If you were among those who snapped up an iPad Mini when it was released Friday, and paid $329 for the least-expensive model, you may not be happy to hear that an independent teardown of the little iPad shows the 16GB, Wi-Fi-only version may cost just $198 to make.
IHS iSuppli, known for its hardware teardowns as well as its frequent reports on the high-tech manufacturing sector, told NBC News that the base model of the iPad Mini "carries a bill of materials of $188, according to a preliminary estimate." When the $10 manufacturing expense is added in, "the total cost to manufacture the iPad Mini rises to $198."
The cost of markup for the Mini may sound quite high, but it makes sense when compared to another recent family member, the iPhone 5.
Sure, a subsidized version of the 16GB phone cost $199 with a two-year wireless contract. But the full cost for the baseline model, if you buy it unlocked or out of contract, is $649. Compare that to the IHS teardown cost: According to the firm, it has a bill of materials of $199, and the charges only rise to $207 when manufacturing costs are added in.

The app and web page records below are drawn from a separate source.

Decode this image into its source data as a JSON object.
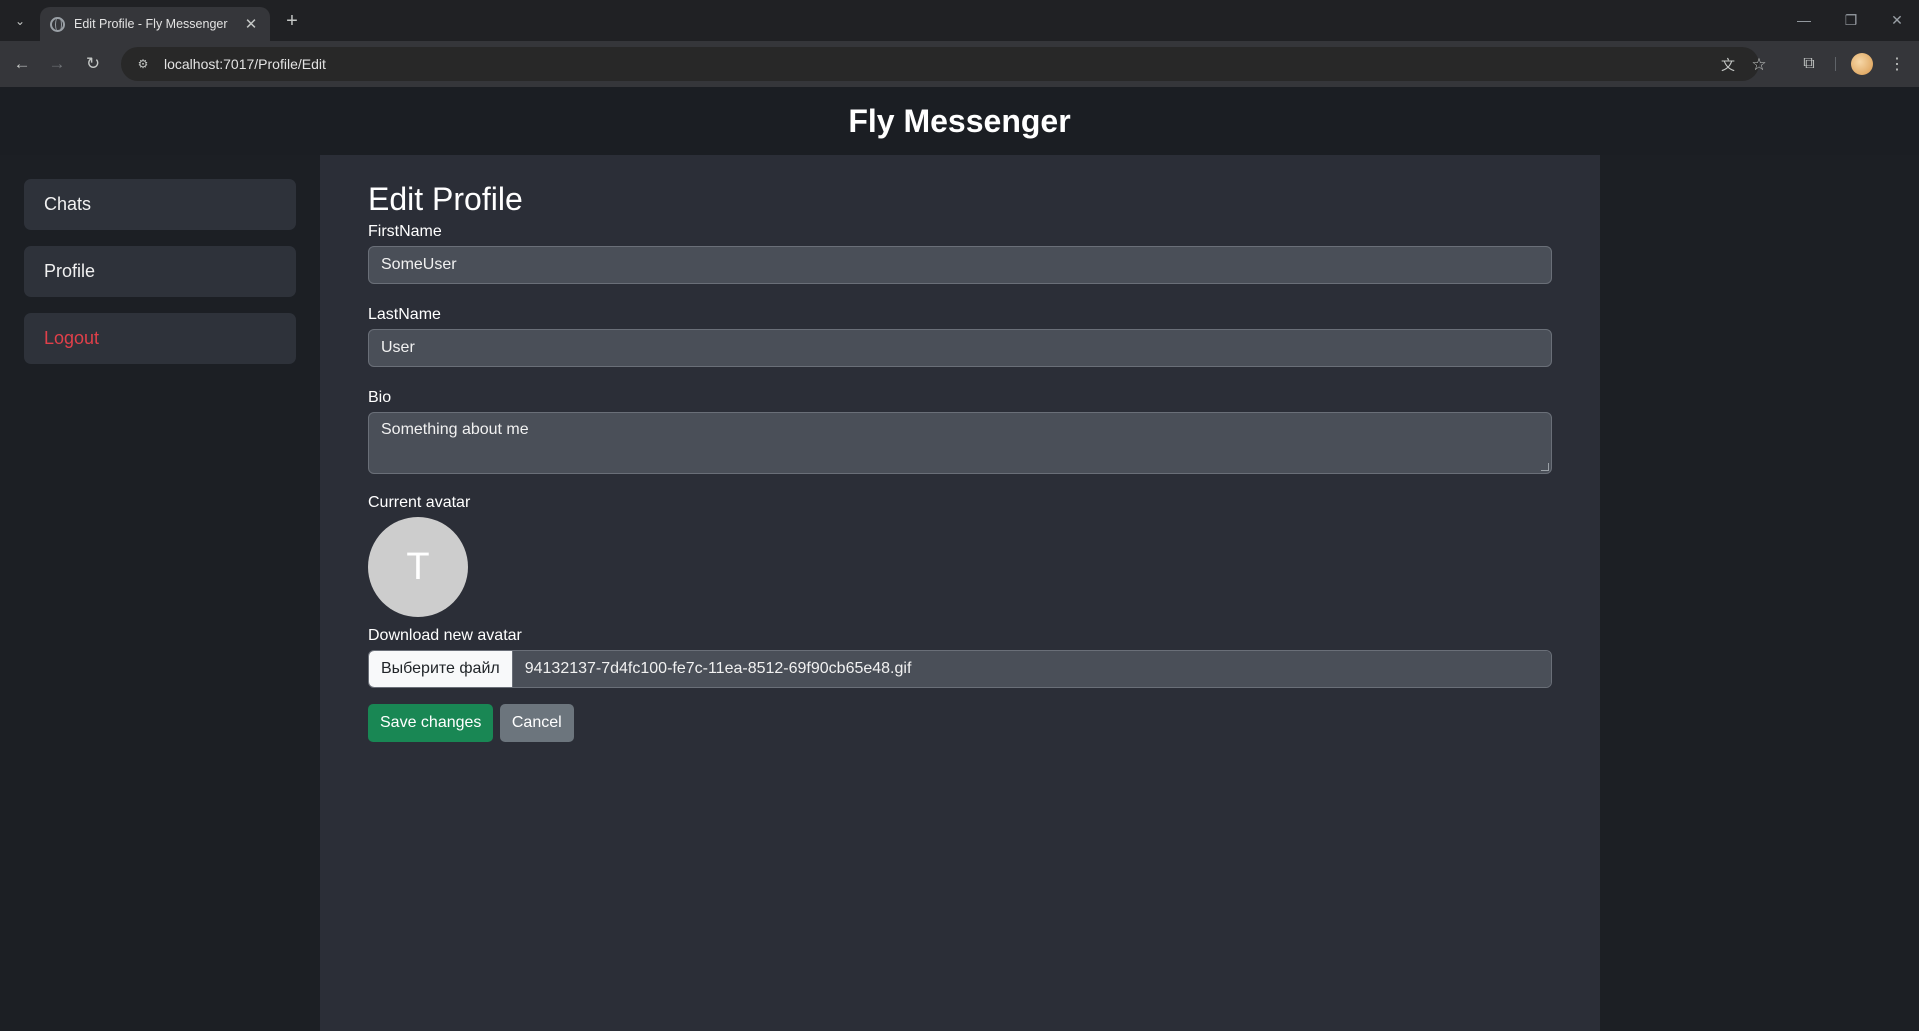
{
  "browser": {
    "tab_title": "Edit Profile - Fly Messenger",
    "url": "localhost:7017/Profile/Edit"
  },
  "site": {
    "title": "Fly Messenger"
  },
  "sidebar": {
    "items": [
      {
        "label": "Chats"
      },
      {
        "label": "Profile"
      },
      {
        "label": "Logout"
      }
    ]
  },
  "form": {
    "heading": "Edit Profile",
    "first_name_label": "FirstName",
    "first_name_value": "SomeUser",
    "last_name_label": "LastName",
    "last_name_value": "User",
    "bio_label": "Bio",
    "bio_value": "Something about me",
    "current_avatar_label": "Current avatar",
    "avatar_initial": "T",
    "new_avatar_label": "Download new avatar",
    "file_button_label": "Выберите файл",
    "file_name": "94132137-7d4fc100-fe7c-11ea-8512-69f90cb65e48.gif",
    "save_label": "Save changes",
    "cancel_label": "Cancel"
  },
  "colors": {
    "logout": "#e0404a",
    "save": "#198754",
    "cancel": "#6c757d"
  }
}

Both Google and Amazon are selling tablets comparable to the iPad Mini, but their teardown costs are much closer to their actual sale prices. Google's Nexus 7 with 16GB costs $199 to buy, but has a total cost of $166.75. Amazon's chief executive officer Jeff Bezos said recently that the online retailer sells its $199 Kindle Fire HD with 16GB "at cost," with profit coming instead from sales of online content.
With Apple as the tablet leader, Google and Amazon have more work to do to try to catch up, and playing the "loss leader" card may be part of the strategy. Apple also leads in the number of apps available for the iPad, with more than 275,000.
Still, the margin numbers are striking. Many have questioned Apple's high pricing of the iPad Mini, and the teardown information may be enough to keep some would-be buyers away from Apple's latest baby.